> Supplied material
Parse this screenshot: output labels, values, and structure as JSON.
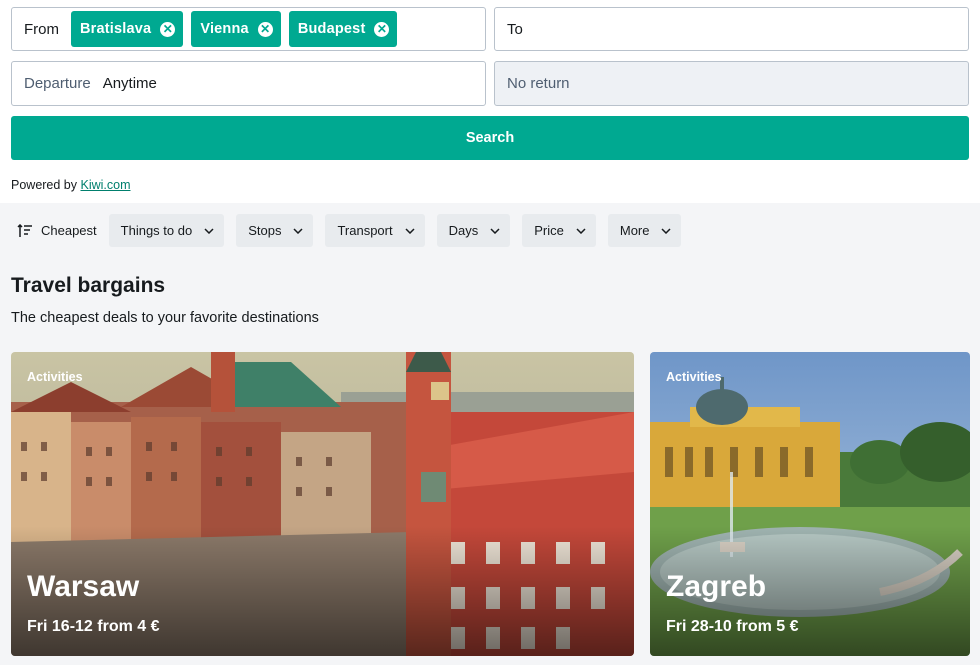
{
  "search": {
    "from_label": "From",
    "from_chips": [
      "Bratislava",
      "Vienna",
      "Budapest"
    ],
    "to_label": "To",
    "departure_label": "Departure",
    "departure_value": "Anytime",
    "return_label": "No return",
    "search_button": "Search"
  },
  "powered": {
    "prefix": "Powered by ",
    "link": "Kiwi.com"
  },
  "filters": {
    "sort_label": "Cheapest",
    "buttons": [
      "Things to do",
      "Stops",
      "Transport",
      "Days",
      "Price",
      "More"
    ]
  },
  "section": {
    "title": "Travel bargains",
    "subtitle": "The cheapest deals to your favorite destinations"
  },
  "cards": [
    {
      "tag": "Activities",
      "city": "Warsaw",
      "info": "Fri 16-12 from 4 €"
    },
    {
      "tag": "Activities",
      "city": "Zagreb",
      "info": "Fri 28-10 from 5 €"
    }
  ],
  "colors": {
    "accent": "#00a991",
    "link": "#007f6d"
  }
}
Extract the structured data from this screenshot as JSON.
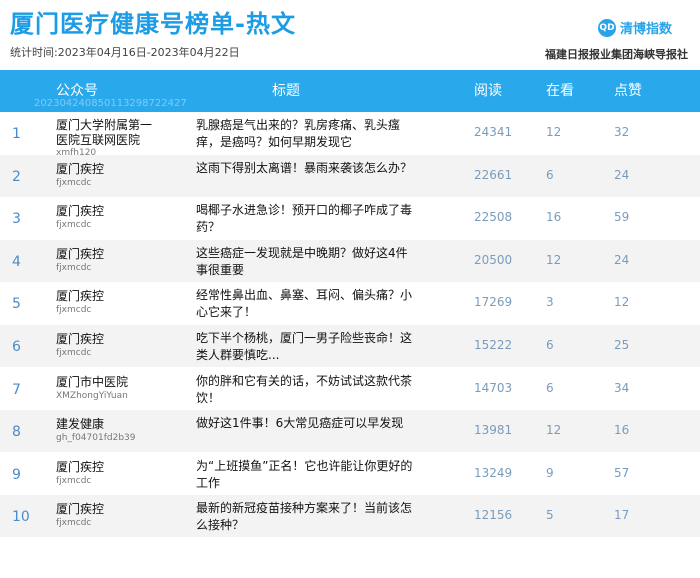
{
  "header": {
    "title": "厦门医疗健康号榜单-热文",
    "period": "统计时间:2023年04月16日-2023年04月22日",
    "brand_icon": "QD",
    "brand_name": "清博指数",
    "source": "福建日报报业集团海峡导报社"
  },
  "table": {
    "columns": {
      "account": "公众号",
      "title": "标题",
      "reads": "阅读",
      "looks": "在看",
      "likes": "点赞"
    },
    "header_code": "20230424085011329872242​7",
    "rows": [
      {
        "rank": "1",
        "account": "厦门大学附属第一医院互联网医院",
        "account_id": "xmfh120",
        "title": "乳腺癌是气出来的？乳房疼痛、乳头瘙痒，是癌吗？如何早期发现它",
        "reads": "24341",
        "looks": "12",
        "likes": "32"
      },
      {
        "rank": "2",
        "account": "厦门疾控",
        "account_id": "fjxmcdc",
        "title": "这雨下得别太离谱！暴雨来袭该怎么办？",
        "reads": "22661",
        "looks": "6",
        "likes": "24"
      },
      {
        "rank": "3",
        "account": "厦门疾控",
        "account_id": "fjxmcdc",
        "title": "喝椰子水进急诊！预开口的椰子咋成了毒药？",
        "reads": "22508",
        "looks": "16",
        "likes": "59"
      },
      {
        "rank": "4",
        "account": "厦门疾控",
        "account_id": "fjxmcdc",
        "title": "这些癌症一发现就是中晚期？做好这4件事很重要",
        "reads": "20500",
        "looks": "12",
        "likes": "24"
      },
      {
        "rank": "5",
        "account": "厦门疾控",
        "account_id": "fjxmcdc",
        "title": "经常性鼻出血、鼻塞、耳闷、偏头痛？小心它来了！",
        "reads": "17269",
        "looks": "3",
        "likes": "12"
      },
      {
        "rank": "6",
        "account": "厦门疾控",
        "account_id": "fjxmcdc",
        "title": "吃下半个杨桃，厦门一男子险些丧命！这类人群要慎吃...",
        "reads": "15222",
        "looks": "6",
        "likes": "25"
      },
      {
        "rank": "7",
        "account": "厦门市中医院",
        "account_id": "XMZhongYiYuan",
        "title": "你的胖和它有关的话，不妨试试这款代茶饮！",
        "reads": "14703",
        "looks": "6",
        "likes": "34"
      },
      {
        "rank": "8",
        "account": "建发健康",
        "account_id": "gh_f04701fd2b39",
        "title": "做好这1件事！6大常见癌症可以早发现",
        "reads": "13981",
        "looks": "12",
        "likes": "16"
      },
      {
        "rank": "9",
        "account": "厦门疾控",
        "account_id": "fjxmcdc",
        "title": "为“上班摸鱼”正名！它也许能让你更好的工作",
        "reads": "13249",
        "looks": "9",
        "likes": "57"
      },
      {
        "rank": "10",
        "account": "厦门疾控",
        "account_id": "fjxmcdc",
        "title": "最新的新冠疫苗接种方案来了！当前该怎么接种？",
        "reads": "12156",
        "looks": "5",
        "likes": "17"
      }
    ]
  }
}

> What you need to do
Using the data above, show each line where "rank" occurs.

> Response area
        "rank": "1",
        "rank": "2",
        "rank": "3",
        "rank": "4",
        "rank": "5",
        "rank": "6",
        "rank": "7",
        "rank": "8",
        "rank": "9",
        "rank": "10",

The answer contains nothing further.